**Records shown:**

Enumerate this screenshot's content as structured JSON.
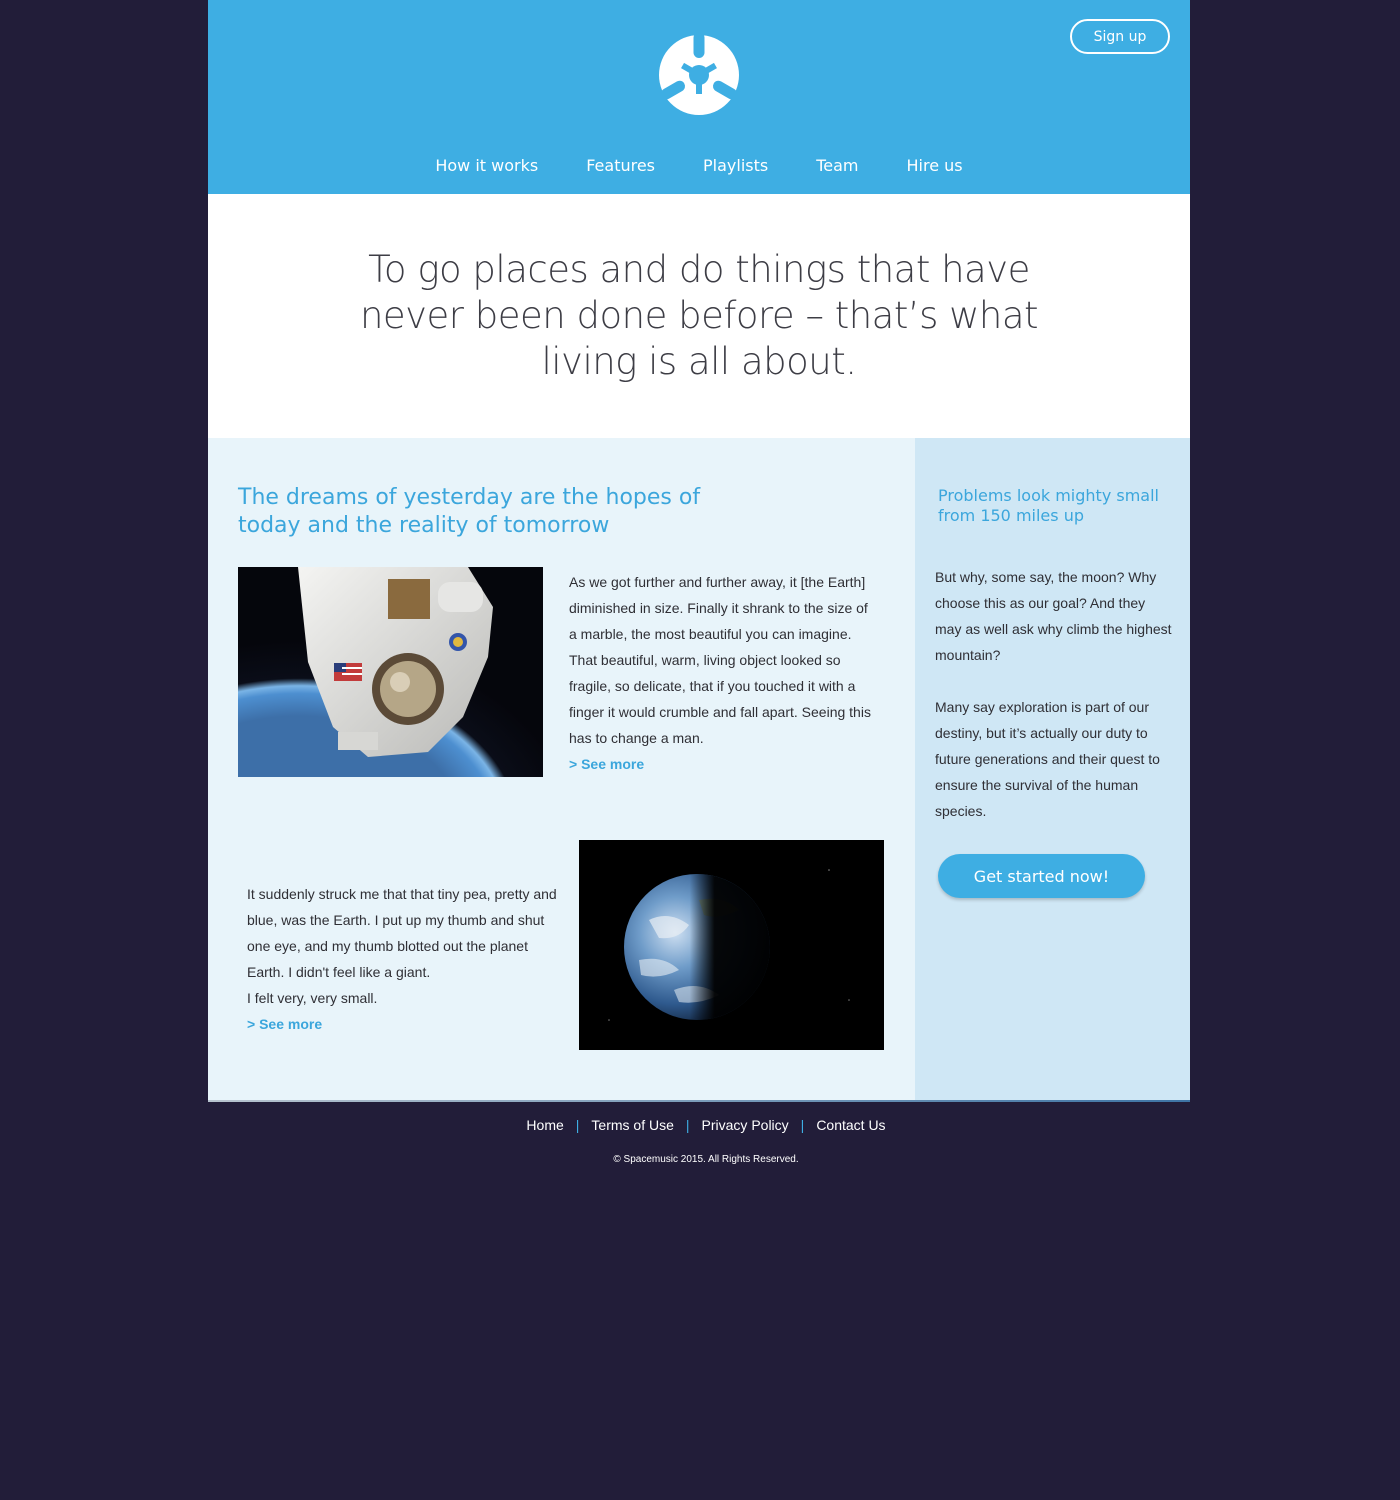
{
  "header": {
    "signup_label": "Sign up",
    "nav": [
      "How it works",
      "Features",
      "Playlists",
      "Team",
      "Hire us"
    ]
  },
  "quote": "To go places and do things that have never been done before – that’s what living is all about.",
  "main": {
    "heading": "The dreams of yesterday are the hopes of today and the reality of tomorrow",
    "article1": {
      "image_subject": "astronaut-photo",
      "text": "As we got further and further away, it [the Earth] diminished in size. Finally it shrank to the size of a marble, the most beautiful you can imagine. That beautiful, warm, living object looked so fragile, so delicate, that if you touched it with a finger it would crumble and fall apart. Seeing this has to change a man.",
      "see_more": "> See more"
    },
    "article2": {
      "image_subject": "earth-photo",
      "text": "It suddenly struck me that that tiny pea, pretty and blue, was the Earth. I put up my thumb and shut one eye, and my thumb blotted out the planet Earth. I didn't feel like a giant.",
      "text_line2": "I felt very, very small.",
      "see_more": "> See more"
    }
  },
  "side": {
    "heading": "Problems look mighty small from 150 miles up",
    "paragraph1": "But why, some say, the moon? Why choose this as our goal? And they may as well ask why climb the highest mountain?",
    "paragraph2": "Many say exploration is part of our destiny, but it’s actually our duty to future generations and their quest to ensure the survival of the human species.",
    "cta_label": "Get started now!"
  },
  "footer": {
    "links": [
      "Home",
      "Terms of Use",
      "Privacy Policy",
      "Contact Us"
    ],
    "separator": "|",
    "copyright": "© Spacemusic 2015. All Rights Reserved."
  },
  "colors": {
    "accent": "#3eaee3",
    "page_background": "#221d39",
    "main_background": "#e8f4fa",
    "side_background": "#cfe7f5"
  }
}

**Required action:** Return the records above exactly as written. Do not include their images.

**Reply:**
Enumerate this screenshot's content as structured JSON.
{
  "header": {
    "signup_label": "Sign up",
    "nav": [
      "How it works",
      "Features",
      "Playlists",
      "Team",
      "Hire us"
    ]
  },
  "quote": "To go places and do things that have never been done before – that’s what living is all about.",
  "main": {
    "heading": "The dreams of yesterday are the hopes of today and the reality of tomorrow",
    "article1": {
      "image_subject": "astronaut-photo",
      "text": "As we got further and further away, it [the Earth] diminished in size. Finally it shrank to the size of a marble, the most beautiful you can imagine. That beautiful, warm, living object looked so fragile, so delicate, that if you touched it with a finger it would crumble and fall apart. Seeing this has to change a man.",
      "see_more": "> See more"
    },
    "article2": {
      "image_subject": "earth-photo",
      "text": "It suddenly struck me that that tiny pea, pretty and blue, was the Earth. I put up my thumb and shut one eye, and my thumb blotted out the planet Earth. I didn't feel like a giant.",
      "text_line2": "I felt very, very small.",
      "see_more": "> See more"
    }
  },
  "side": {
    "heading": "Problems look mighty small from 150 miles up",
    "paragraph1": "But why, some say, the moon? Why choose this as our goal? And they may as well ask why climb the highest mountain?",
    "paragraph2": "Many say exploration is part of our destiny, but it’s actually our duty to future generations and their quest to ensure the survival of the human species.",
    "cta_label": "Get started now!"
  },
  "footer": {
    "links": [
      "Home",
      "Terms of Use",
      "Privacy Policy",
      "Contact Us"
    ],
    "separator": "|",
    "copyright": "© Spacemusic 2015. All Rights Reserved."
  },
  "colors": {
    "accent": "#3eaee3",
    "page_background": "#221d39",
    "main_background": "#e8f4fa",
    "side_background": "#cfe7f5"
  }
}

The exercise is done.